* About this exercise
Set down every record below exactly as written.

* Information given
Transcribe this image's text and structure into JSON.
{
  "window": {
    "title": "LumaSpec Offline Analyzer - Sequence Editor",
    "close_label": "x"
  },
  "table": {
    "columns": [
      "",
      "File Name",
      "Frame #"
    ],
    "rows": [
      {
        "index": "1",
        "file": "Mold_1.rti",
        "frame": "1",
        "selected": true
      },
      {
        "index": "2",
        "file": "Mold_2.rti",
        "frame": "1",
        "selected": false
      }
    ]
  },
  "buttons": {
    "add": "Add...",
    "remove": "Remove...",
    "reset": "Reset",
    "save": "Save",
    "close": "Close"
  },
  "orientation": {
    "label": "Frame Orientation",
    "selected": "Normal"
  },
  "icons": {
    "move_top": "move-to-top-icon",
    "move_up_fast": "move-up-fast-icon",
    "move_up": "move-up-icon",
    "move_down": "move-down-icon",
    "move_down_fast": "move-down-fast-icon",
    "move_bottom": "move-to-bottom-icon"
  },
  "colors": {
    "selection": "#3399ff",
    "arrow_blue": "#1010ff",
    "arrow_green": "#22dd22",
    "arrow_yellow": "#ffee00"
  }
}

* Solution for this task
Transcribe this image's text and structure into JSON.
{
  "window": {
    "title": "LumaSpec Offline Analyzer - Sequence Editor",
    "close_label": "x"
  },
  "table": {
    "columns": [
      "",
      "File Name",
      "Frame #"
    ],
    "rows": [
      {
        "index": "1",
        "file": "Mold_1.rti",
        "frame": "1",
        "selected": true
      },
      {
        "index": "2",
        "file": "Mold_2.rti",
        "frame": "1",
        "selected": false
      }
    ]
  },
  "buttons": {
    "add": "Add...",
    "remove": "Remove...",
    "reset": "Reset",
    "save": "Save",
    "close": "Close"
  },
  "orientation": {
    "label": "Frame Orientation",
    "selected": "Normal"
  },
  "icons": {
    "move_top": "move-to-top-icon",
    "move_up_fast": "move-up-fast-icon",
    "move_up": "move-up-icon",
    "move_down": "move-down-icon",
    "move_down_fast": "move-down-fast-icon",
    "move_bottom": "move-to-bottom-icon"
  },
  "colors": {
    "selection": "#3399ff",
    "arrow_blue": "#1010ff",
    "arrow_green": "#22dd22",
    "arrow_yellow": "#ffee00"
  }
}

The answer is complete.